After my 10-mile run on Saturday, I took a nap, ate lunch, then dozed off again. Two naps in one day. Uh-oh.
I’d like to tell you that I woke up from the second nap refreshed and ready to take on the world, but that was not the case. I still felt tired and depleted. I felt the same way for the next few days, punctuated with more late morning naps. When I woke up Monday morning, I was relieved to feel soreness in my throat. Obviously, it wasn’t the run that did me in, but rather a bug that I picked up somewhere along the way. Right?
Later in the week, when I described the symptoms of my obviously viral, practically life-threatening “bug” to my amazing, if not brutally honest, personal trainer, his comment stopped me in my tracks. “It doesn’t sound like a bug, it sounds like exhaustion.” Impossible, dear trainer.

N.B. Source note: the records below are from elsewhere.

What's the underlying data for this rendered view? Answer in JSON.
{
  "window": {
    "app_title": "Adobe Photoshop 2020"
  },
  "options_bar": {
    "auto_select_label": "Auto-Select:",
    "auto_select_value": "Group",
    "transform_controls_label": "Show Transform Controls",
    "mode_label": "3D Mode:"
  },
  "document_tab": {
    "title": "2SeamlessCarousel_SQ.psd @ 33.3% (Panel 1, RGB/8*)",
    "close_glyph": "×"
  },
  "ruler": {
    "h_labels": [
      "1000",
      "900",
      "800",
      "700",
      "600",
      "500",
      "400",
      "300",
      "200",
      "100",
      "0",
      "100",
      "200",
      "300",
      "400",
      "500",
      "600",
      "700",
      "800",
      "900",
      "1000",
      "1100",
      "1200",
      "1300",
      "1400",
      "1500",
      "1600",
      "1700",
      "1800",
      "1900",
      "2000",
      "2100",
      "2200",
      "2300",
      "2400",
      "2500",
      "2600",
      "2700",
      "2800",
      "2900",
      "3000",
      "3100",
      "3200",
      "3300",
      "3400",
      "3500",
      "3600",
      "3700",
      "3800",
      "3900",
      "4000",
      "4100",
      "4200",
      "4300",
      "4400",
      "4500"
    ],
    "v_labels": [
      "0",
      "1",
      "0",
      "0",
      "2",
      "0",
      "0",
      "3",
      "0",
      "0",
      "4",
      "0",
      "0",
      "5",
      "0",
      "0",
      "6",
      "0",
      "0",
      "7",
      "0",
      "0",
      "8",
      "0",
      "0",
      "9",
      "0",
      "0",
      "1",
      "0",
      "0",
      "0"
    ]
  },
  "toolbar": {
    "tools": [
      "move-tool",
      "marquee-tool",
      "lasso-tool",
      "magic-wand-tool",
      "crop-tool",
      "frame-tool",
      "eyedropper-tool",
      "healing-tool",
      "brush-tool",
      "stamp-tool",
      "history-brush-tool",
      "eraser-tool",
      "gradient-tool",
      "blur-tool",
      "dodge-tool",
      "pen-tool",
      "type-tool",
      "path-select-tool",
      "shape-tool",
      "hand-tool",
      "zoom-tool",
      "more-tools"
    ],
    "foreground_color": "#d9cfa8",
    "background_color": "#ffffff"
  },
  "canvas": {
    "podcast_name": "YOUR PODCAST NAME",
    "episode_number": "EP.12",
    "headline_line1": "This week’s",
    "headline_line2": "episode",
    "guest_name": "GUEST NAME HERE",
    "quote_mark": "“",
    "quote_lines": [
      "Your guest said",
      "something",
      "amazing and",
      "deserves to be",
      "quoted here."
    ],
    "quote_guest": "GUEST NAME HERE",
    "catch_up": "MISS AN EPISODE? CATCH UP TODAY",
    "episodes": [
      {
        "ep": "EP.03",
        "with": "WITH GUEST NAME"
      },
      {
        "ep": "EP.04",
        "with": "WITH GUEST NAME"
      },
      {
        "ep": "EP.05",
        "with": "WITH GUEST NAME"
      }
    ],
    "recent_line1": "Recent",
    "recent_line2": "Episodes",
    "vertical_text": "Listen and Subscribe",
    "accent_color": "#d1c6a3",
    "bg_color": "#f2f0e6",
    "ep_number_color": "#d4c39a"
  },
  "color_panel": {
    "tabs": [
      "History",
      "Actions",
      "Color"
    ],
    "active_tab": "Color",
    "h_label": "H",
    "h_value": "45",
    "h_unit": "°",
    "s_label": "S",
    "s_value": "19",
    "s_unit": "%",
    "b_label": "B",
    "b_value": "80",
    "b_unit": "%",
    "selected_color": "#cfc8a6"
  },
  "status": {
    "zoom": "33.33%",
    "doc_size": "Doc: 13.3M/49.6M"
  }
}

I have friends who have small children and haven’t slept through the night in years, or who are dealing with a family medical emergency that is testing and stretching the limits of what a person should have to shoulder. Those friends have earned the right to consider themselves exhausted. I have not. In fact, I’m generally a well-rested person. Most of the time, I get a full night’s rest and wake up before the alarm, ready to start my day. And I nap on an as-needed basis. Super annoying, right?
Then I Googled “exhaustion,” just for fun. Achy muscles? Check. Fever? Check. Sore throat? Crap.
When I really thought about it, this is not the first time I’ve had this exact bug. It often comes after a busy work trip. In fact, this bug is so reliable and predictable that I usually build a rest day into my schedule after each trip.
I concede. I was exhausted. I’m not sure why it’s so hard to admit. It’s not a sign of weakness, just a sign that I overdid it. My mind is focused on the short and long-term running goals and telling me that I’m feeling good and should keep going, but my nearly 40-year old body has other plans. As my mind was celebrating the most mileage I’ve ever run in a week (almost 24 miles), and a great 10-miler, my body shut down the celebration quickly and efficiently.
Do not feel sorry for me. This is a self-inflicted, temporary, first world problem. I played with fire and got burned. Training for a marathon isn’t just about running a lot, it has to be balanced with listening to your body. I just need to start paying closer attention to what it’s saying.